I’m still ruminating about the question “Why do you like this old-ass music?” that was asked of me by an anonymous, faceless person on Zoom this week in our Mastering Academics Conversations class. Obviously, they still have a lot to learn about academic conversations and I still have a lot to learn about conducting online classes that permit anonymity.
We were playing a Kahoot game together online “Guess the Decade of this Song.” I prepared a list of 80+ songs to share with students, but with only an hour to play, I whittled it down to 40 hit songs of the 1940s thru the 1990s. Play a song excerpt, guess the decade and Kahoot keeps score. A fun concept but perhaps a bit long taking up the better part of an hour.

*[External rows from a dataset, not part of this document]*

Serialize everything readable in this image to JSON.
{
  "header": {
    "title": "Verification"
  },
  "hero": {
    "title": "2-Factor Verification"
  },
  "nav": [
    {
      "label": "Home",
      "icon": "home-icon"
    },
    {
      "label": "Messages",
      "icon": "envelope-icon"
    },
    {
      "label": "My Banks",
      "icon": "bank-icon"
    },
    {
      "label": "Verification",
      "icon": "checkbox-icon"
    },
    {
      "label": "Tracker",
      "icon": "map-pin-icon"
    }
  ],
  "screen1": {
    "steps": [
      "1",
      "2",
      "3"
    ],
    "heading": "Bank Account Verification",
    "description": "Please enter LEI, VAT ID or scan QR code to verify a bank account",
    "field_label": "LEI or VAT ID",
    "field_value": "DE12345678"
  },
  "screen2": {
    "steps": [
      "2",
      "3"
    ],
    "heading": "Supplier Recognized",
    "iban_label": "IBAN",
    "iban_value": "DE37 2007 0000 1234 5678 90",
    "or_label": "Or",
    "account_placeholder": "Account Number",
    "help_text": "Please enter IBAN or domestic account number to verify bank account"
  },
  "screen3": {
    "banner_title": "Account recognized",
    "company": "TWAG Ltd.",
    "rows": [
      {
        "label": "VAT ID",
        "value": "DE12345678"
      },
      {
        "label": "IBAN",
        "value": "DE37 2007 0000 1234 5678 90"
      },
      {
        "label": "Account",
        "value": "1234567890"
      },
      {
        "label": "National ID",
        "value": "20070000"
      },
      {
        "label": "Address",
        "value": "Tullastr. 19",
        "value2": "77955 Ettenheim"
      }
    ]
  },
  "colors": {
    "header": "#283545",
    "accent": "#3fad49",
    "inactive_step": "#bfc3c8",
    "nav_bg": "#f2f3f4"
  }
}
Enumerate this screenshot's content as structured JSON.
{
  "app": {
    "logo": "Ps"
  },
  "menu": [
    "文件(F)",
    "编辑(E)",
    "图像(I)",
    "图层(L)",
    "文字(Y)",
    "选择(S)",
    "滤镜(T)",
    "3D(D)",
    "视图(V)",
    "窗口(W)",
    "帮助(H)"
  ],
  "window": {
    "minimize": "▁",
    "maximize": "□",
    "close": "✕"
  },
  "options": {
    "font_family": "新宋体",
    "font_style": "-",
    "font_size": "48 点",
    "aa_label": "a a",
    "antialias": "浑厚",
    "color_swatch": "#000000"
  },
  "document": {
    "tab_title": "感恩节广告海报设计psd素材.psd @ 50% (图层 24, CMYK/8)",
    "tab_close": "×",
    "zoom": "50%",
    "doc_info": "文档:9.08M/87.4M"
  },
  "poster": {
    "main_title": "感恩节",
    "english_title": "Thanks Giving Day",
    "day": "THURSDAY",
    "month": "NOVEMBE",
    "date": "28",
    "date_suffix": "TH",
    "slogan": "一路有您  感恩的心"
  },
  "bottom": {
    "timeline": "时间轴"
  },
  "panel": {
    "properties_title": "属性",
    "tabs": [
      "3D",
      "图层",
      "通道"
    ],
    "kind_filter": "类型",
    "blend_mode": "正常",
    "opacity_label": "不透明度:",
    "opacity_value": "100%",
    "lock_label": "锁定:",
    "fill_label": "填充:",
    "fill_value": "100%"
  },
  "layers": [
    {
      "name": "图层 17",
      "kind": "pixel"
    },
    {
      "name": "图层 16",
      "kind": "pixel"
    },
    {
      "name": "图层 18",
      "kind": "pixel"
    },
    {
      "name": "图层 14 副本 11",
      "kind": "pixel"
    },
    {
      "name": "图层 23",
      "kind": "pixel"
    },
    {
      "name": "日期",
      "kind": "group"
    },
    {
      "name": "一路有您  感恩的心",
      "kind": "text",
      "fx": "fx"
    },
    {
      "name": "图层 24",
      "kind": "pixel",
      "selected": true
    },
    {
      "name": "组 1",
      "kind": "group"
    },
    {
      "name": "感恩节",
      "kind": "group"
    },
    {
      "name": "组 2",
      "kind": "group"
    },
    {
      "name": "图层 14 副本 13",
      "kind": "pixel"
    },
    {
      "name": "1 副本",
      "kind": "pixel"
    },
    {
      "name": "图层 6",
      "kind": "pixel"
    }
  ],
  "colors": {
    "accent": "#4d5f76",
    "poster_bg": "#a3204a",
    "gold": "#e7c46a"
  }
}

I woke up thinking about the question this morning. I have thought of so many better answers for that guy than what I came up with at the time. That’s how it usually goes.
The fact that it is the music of my mom and my grandparents, who are no longer with us is a big factor in the music I shared. Also, it is the music I learned about and shared with good friends I no longer get to see. This is something a young person likely has to learn much about.
We used to share our culture. We used to experience things like music and shows together. We no longer do that. We are now electronic narcissists, calling up the music of our heart’s desire whenever and wherever we want. And we don’t have to ask if anyone else likes it too or if they want to share it with us. It’s for me, me, me!
I learned about a lot of good music from my older “brothers” in the service. Generations overlapped there. So much of the music I shared came from an appreciation developed by me from people older than me who knew more than me. I was just passing it on to students for their consideration.
So if somebody wants to play “Guess the Decade of the Song” with me sometime, hit me up. I still have it ready to go.